This relates to classic works by statistician Ronald Fisher in the first half of the twentieth century that moved away from subjective forms of inference and focussed on explicitly formulating and testing hypotheses.However, another leading statistician, George Box, showed that some forms of subjective judgement will always be involved. Then German climate scientist, Hans-Joachim Schellnhuber, noted that “hypotheses about global change are the less falsifiable the more they are relevant to humanity”.
An example: A new and very detailed model for the Antarctic ice sheets now explains why sea level was 20m higher in the past and implies that it could increase by as much as 2m in the next 100 years. But do we really want to test that model by increasing greenhouse gas emissions, and what would it mean for the Hawke’s Bay coastline and flood plains? If not, at what point does, or did, further testing of climate models become unnecessary to scientifically justify radical changes in our use of fossil fuels?
Prof. Manning was in Hawke’s Bay to present at “Future Directions of Rationalism and Humanism“, a three day conference for New Zealand Rationalists, Humanists, Skeptics.
A Conference for New Zealand Rationalists, Humanists, Skeptics and you
February 13 to 15, 2015
Duart House, Havelock North, Hawke’s Bay
- Future Issues for Young People in New Zealand – Russell Wills,
New Zealand Children’s Commissioner
- The Precariat – The New Dangerous Class
Guy Standing, Professor University of London
- What does a Rational Approach to Climate Change mean for New Zealand?
Martin Manning, Professor Victoria University
The conference will include presentations from the three free-thought organizations – NZ Rationalists and Humanists, Humanist Society of NZ and NZ Skeptics. There will be opportunities for around-the-table discussions by attendees and Q and As.
Link to Conference Site here>
Download pdf here>
Download MS Word Registration Form here>
The Branch has, in conjunction with our local Community Radio Station, Radio Kidnappers, been interviewing a number of local scientists about their lives, careers and the science in which they have been involved.
Scientists on Air play on the second Monday of the month at 9:30 am. Replays of aired programmes can be found on the Radio Kidnappers’ Internet Radio site. Search for “Scientists on Air”. See also our Scientists on Air page.
Among those interviewed to date are the Branch’s past-President, Dr Jeff Reid and our long standing Treasurer, Dr Jennifer Hartley.

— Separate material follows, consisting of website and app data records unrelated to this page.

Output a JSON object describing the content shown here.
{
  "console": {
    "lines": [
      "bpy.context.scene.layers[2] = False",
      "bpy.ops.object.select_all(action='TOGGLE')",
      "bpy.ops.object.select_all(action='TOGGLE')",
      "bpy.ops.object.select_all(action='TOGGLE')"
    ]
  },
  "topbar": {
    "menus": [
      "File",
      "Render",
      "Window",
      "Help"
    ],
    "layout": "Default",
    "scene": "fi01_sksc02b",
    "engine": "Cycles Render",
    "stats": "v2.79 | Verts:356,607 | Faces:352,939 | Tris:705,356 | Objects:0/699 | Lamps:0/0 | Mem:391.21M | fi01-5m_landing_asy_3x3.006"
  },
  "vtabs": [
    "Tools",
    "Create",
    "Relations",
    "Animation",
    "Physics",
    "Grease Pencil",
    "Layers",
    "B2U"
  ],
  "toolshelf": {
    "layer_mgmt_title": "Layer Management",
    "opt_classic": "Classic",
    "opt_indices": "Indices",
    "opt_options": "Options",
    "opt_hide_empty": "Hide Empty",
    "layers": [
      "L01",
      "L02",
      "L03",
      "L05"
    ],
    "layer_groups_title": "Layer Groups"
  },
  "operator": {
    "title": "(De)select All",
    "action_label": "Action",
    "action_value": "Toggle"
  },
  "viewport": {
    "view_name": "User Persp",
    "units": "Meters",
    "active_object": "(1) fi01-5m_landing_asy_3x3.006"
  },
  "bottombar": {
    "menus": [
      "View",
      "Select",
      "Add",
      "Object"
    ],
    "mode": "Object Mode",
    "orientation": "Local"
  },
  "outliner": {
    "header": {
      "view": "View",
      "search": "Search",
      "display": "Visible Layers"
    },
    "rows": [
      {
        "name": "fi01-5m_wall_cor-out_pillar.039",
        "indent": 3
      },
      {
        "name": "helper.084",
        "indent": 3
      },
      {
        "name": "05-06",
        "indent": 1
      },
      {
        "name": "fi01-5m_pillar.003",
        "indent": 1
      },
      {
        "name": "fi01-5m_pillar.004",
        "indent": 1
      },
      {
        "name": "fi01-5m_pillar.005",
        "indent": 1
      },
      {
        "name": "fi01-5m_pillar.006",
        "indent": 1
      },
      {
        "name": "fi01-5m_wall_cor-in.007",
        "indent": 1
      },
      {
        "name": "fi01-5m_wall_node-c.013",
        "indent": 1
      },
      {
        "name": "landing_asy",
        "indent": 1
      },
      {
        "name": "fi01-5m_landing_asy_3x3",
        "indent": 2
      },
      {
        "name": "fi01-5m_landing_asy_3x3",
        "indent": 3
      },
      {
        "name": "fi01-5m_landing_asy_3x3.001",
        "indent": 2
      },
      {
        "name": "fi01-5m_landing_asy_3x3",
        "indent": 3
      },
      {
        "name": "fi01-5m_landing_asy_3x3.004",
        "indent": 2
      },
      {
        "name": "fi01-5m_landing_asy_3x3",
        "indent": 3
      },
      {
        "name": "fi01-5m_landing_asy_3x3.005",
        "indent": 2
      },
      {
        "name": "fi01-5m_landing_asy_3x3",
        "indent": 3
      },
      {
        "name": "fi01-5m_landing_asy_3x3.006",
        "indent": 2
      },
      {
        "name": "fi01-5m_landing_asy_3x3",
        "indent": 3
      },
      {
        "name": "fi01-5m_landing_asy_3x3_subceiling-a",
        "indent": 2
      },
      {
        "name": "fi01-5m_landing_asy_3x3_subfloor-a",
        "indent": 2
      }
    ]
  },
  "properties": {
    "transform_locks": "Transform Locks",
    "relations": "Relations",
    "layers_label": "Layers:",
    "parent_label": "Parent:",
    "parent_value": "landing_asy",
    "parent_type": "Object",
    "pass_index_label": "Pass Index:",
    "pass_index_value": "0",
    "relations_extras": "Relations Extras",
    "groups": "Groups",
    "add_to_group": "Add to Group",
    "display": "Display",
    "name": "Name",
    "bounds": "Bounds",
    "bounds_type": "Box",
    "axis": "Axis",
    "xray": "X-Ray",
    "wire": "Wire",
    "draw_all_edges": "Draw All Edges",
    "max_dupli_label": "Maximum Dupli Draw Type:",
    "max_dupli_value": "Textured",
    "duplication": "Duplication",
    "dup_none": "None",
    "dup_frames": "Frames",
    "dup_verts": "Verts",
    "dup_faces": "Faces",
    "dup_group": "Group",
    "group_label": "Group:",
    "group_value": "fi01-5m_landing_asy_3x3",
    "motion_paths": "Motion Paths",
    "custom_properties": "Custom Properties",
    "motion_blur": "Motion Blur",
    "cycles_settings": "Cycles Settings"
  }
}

Hawke’s Bay has a much larger history of science than many people realise. Our own Branch began over a century ago as a forum for scientific discussion and dissertation. Much more recently the region hosted a branch of the Department of Scientific and Industrial Research (DSIR) and Ministry of Agriculture and Forestry Technical Research (MAF Tech) which were replaced by the current Crown Research Institutes.
Our public science institutions now include Plant and Food Research, Eastern Institute of Technology, Hawke’s Bay Regional Council, Hawke’s Bay District Health Board and more. We also have a number of private research and development companies, many not recognised locally because their main business in off-shore.
A story of discovery
GNS Science Geologist, Greg Browne
Greg Browne at the National Aquarium, Wednesday 5 November
Dinosaur Footprints – a story of discovery is on display at the National Aquarium until 11 January 2015.
GNS Science Geologist Greg Browne talked of his fascinating discovery of the first dinosaur footprints to be found in New Zealand. Which way were the dinosaurs were heading and how were the footprints preserved?
Download a flier here>